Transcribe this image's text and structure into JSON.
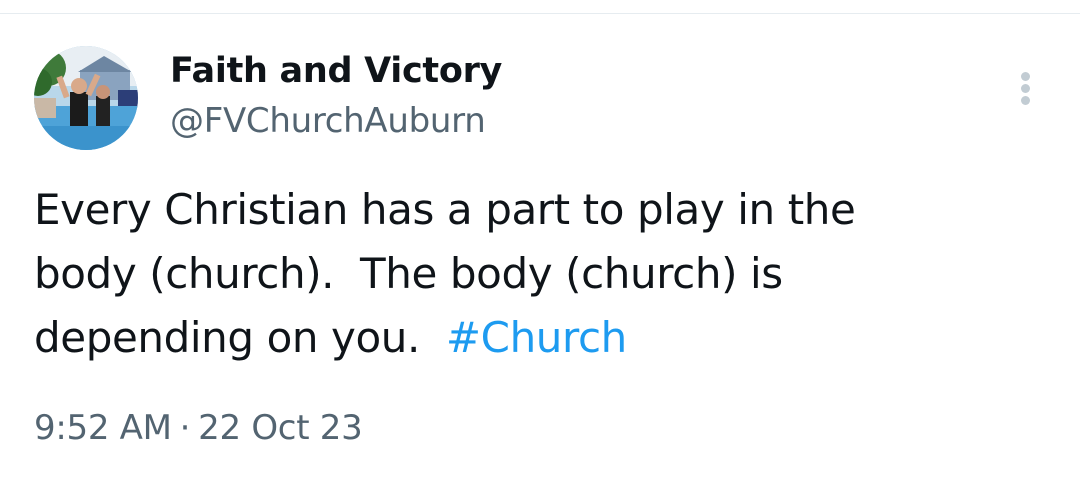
{
  "author": {
    "display_name": "Faith and Victory",
    "handle": "@FVChurchAuburn"
  },
  "menu": {
    "icon": "more-vertical-icon"
  },
  "tweet": {
    "lines": [
      "Every Christian has a part to play in the",
      "body (church).  The body (church) is",
      "depending on you.  "
    ],
    "hashtag": "#Church"
  },
  "meta": {
    "time": "9:52 AM",
    "separator": "·",
    "date": "22 Oct 23"
  },
  "colors": {
    "text": "#0f1419",
    "secondary": "#536471",
    "link": "#1d9bf0",
    "menu_dots": "#c2ccd3"
  }
}
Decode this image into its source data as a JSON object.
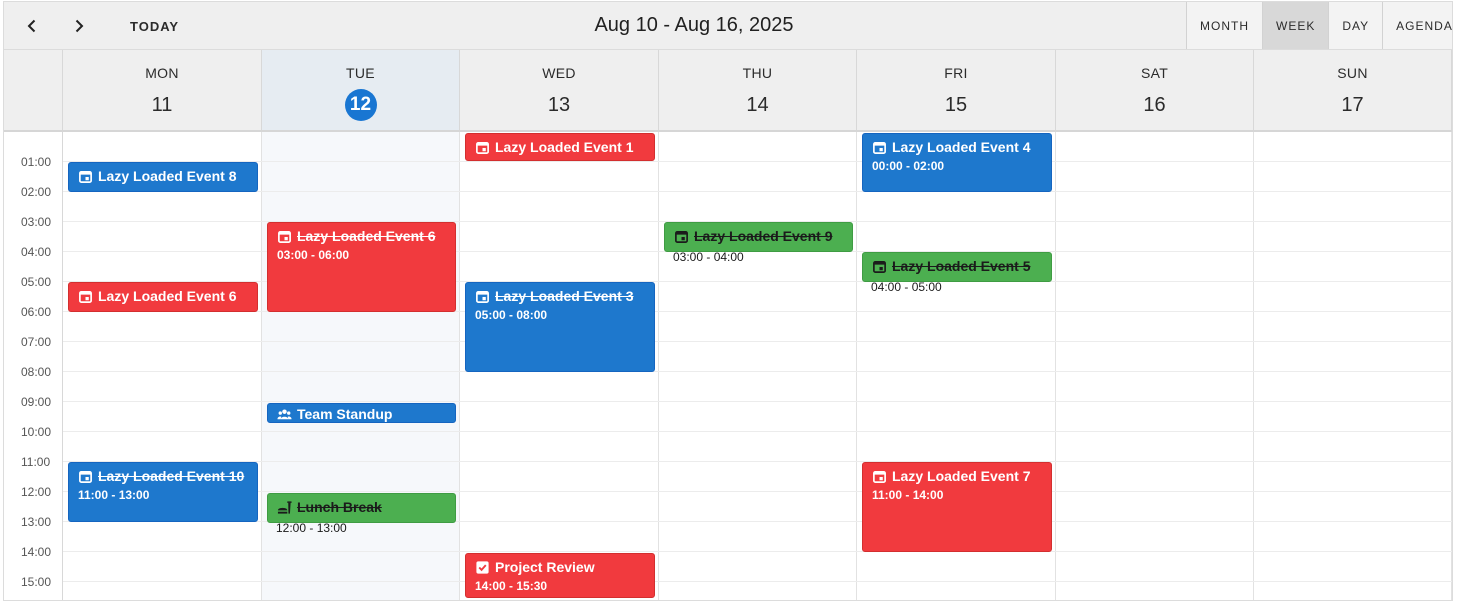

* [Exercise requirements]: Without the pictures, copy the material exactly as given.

* [Result of this task]:
Transcribe this image's text and structure into JSON.
{
  "author": {
    "display_name": "Faith and Victory",
    "handle": "@FVChurchAuburn"
  },
  "menu": {
    "icon": "more-vertical-icon"
  },
  "tweet": {
    "lines": [
      "Every Christian has a part to play in the",
      "body (church).  The body (church) is",
      "depending on you.  "
    ],
    "hashtag": "#Church"
  },
  "meta": {
    "time": "9:52 AM",
    "separator": "·",
    "date": "22 Oct 23"
  },
  "colors": {
    "text": "#0f1419",
    "secondary": "#536471",
    "link": "#1d9bf0",
    "menu_dots": "#c2ccd3"
  }
}
Decode this image into its source data as a JSON object.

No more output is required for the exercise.